By VERNON F. SEARS ( United States Plywood Corporation)
That the post-war period will see great changes in manufactaring techniques, in materials and their uses is beyond question. The materials which from present indications will most surely play a prominent part in these new developments are plywood, plastics, the light metals and, most importantly, a combination of all three.
Plywood, partly because of its sensational performance in the war, has aroused great interest. In airplanes, cargo ships, PT boats and landing barges, in ordnance equipment and in many other military products plywood has demonstrated its strength, its lightness and its adaptability. All indications point to the use of plywood in peace time on a vast scale.

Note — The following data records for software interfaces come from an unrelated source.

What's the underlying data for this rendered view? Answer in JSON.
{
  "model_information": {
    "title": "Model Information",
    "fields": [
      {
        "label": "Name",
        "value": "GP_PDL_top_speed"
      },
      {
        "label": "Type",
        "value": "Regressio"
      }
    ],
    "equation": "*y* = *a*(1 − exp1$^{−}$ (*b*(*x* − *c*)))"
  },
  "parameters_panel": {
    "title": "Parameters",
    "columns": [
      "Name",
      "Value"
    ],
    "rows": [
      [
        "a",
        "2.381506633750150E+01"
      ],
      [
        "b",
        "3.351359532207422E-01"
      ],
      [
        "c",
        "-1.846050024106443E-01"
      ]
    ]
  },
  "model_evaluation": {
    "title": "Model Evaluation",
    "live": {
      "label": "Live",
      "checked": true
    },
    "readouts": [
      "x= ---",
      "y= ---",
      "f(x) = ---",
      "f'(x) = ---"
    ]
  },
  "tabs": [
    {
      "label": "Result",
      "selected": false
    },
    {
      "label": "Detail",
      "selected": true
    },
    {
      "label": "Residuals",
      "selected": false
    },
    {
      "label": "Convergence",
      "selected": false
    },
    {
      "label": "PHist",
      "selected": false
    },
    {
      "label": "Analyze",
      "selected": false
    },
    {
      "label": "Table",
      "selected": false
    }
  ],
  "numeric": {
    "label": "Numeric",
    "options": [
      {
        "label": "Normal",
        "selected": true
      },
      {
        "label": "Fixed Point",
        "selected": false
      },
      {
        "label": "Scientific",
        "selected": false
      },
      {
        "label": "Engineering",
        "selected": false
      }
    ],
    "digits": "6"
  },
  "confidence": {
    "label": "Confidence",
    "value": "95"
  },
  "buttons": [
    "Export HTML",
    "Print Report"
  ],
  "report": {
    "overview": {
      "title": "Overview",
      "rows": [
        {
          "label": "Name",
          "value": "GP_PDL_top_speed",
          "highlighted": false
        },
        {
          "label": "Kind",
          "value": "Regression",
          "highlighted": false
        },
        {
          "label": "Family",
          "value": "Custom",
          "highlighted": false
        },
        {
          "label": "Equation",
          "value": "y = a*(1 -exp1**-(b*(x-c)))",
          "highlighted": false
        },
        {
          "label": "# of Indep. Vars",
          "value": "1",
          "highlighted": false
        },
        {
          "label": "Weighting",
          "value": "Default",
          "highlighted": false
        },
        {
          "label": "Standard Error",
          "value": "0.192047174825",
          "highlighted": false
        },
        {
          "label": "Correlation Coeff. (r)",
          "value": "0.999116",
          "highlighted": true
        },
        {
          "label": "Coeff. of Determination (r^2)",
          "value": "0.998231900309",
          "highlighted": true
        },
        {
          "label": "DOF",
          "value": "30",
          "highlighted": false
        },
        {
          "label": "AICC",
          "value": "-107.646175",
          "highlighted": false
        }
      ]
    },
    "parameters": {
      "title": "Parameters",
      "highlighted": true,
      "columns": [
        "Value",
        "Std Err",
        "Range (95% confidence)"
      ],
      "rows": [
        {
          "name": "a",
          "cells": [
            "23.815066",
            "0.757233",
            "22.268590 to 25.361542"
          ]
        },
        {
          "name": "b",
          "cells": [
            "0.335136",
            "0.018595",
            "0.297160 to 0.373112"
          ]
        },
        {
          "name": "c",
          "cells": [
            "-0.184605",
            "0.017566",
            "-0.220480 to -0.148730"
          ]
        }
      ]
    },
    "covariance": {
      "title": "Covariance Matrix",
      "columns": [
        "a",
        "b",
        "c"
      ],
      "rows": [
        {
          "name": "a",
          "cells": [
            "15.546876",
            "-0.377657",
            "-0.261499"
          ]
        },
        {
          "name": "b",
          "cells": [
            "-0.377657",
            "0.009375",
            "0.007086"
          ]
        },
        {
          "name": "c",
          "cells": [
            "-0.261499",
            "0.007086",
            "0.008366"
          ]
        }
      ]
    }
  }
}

Fortunately, the United States has vast forests to support the manufacture of plywood. The available woods can be divided into three main groups: first, Oregon Fir which grows in the states of Washington, Oregon and Northern California, also Ponderosa and Sugar Pine which grow in Northern California. These two species are produced in great quantities, fir being by far the more important. Second, birch, basswood and maple and other hardwoods which grow in Wisconsin, Michigan and Northern New York. Third, gum, oak and poplar, grown exclusively in the Southern states.